Onion fly

What is Onion fly?

The onion fly (Delia antiqua), also referred to as the onion maggot, is a frequent pest that harms allium plants, including leek, garlic, and onion crops. It is a small fly, measuring between 5 and 7 mm long, with a grayish-yellowish body and clear wings.

The eggs are laid by the female onion fly on the young leaves, necks of onion seedlings or in the soil close to the base of onion plants. The onion fly larvae that emerge from the eggs tunnel into the onion bulbs, harming the roots and foliage. This leads to retarded growth, decreased yield, or even death of the plant.

For onion growers, onion fly infestations can be a major concern, but there are a few control strategies that can be used to manage this pest. These include crop rotation, planting resistant varieties, using biocontrol agents, and applying chemical insecticides when necessary.

Recognize onion fly infestations

It can be difficult to identify an onion fly infestation because the signs may not always be visible. But there are a few symptoms to watch out for. The wilting or yellowing of onion leaves is one of the most obvious signs of onion fly damage. Small tunnels made by the larvae as they feed can also be seen in the bulbs. The bulbs may occasionally soften or decay, which may be a sign of a serious infestation. Regularly checking your onion plants for these symptoms is essential since spotting an infestation early can help stop the insect from spreading and causing more harm.

Damage caused by onion fly

Severe onion fly damage can cause stunted growth, yield reduction or even death of the onion plant. The roots and leaves are harmed when the onion fly larvae tunnel into the onion bulbs. This damage may decrease the quality of the onion bulbs and make the plant more vulnerable to other diseases and pests. Severely damaged bulbs may turn soft or decay, making them unsuitable for consumption.

Biological control of onion fly with nematodes

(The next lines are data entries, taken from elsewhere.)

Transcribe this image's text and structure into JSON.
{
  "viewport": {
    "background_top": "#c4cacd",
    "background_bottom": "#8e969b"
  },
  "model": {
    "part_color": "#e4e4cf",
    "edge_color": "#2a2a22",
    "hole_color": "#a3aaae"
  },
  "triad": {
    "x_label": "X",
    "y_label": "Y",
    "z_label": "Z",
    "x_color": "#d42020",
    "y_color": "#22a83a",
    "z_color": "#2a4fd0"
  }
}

Biological control using nematodes can be an effective strategy to manage onion fly (Delia antiqua) infestations. Steinernema feltiae is a beneficial nematode species that is effective natural enemy of onion fly larvae. These nematodes are applied by spraying. After application, the nematodes set out in search of the larvae, eventually killing them. The fact that this biological control strategy is safe for people and non-target organisms gives various advantages over chemical control. It's crucial to remember that nematode treatments are more effective when used in conjunction with other pest management strategies including cultural practices and chemical control. Additionally, proper application of nematodes is critical for their success, so it's important to carefully follow the instructions when using this strategy of onion fly control.

Effectively apply nematodes to control onion fly

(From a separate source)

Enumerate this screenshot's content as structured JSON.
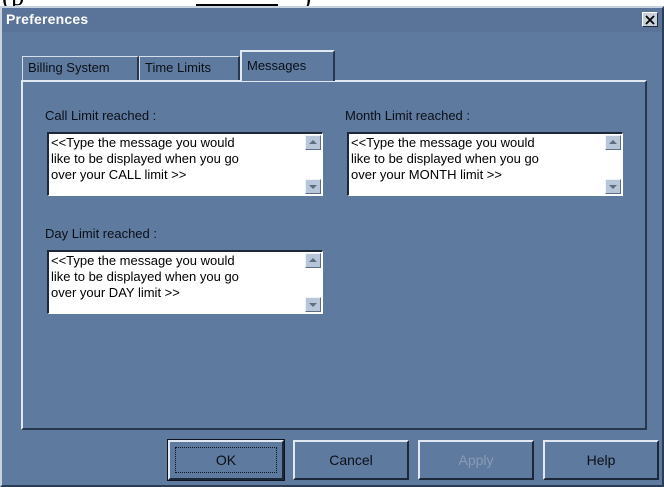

Success of onion fly control starts with the right approach. Growers must carefully monitor the development of the onion fly. This way he knows when the first flight of the onion fly is coming. After that apply Capirel twice, with an interval of eight to ten days. Then most onion fly larvae will die, and the pest pressure will remain low.

Finally, the correct application of the nematodes is important. The soil must be damp, bright sun must be avoided, as well as a lot of wind otherwise the product dries up too quickly. So, spraying late in the afternoon will have the most effect. And yes, you can even spray during a rain shower. Then the nematodes are washed immediately into the soil.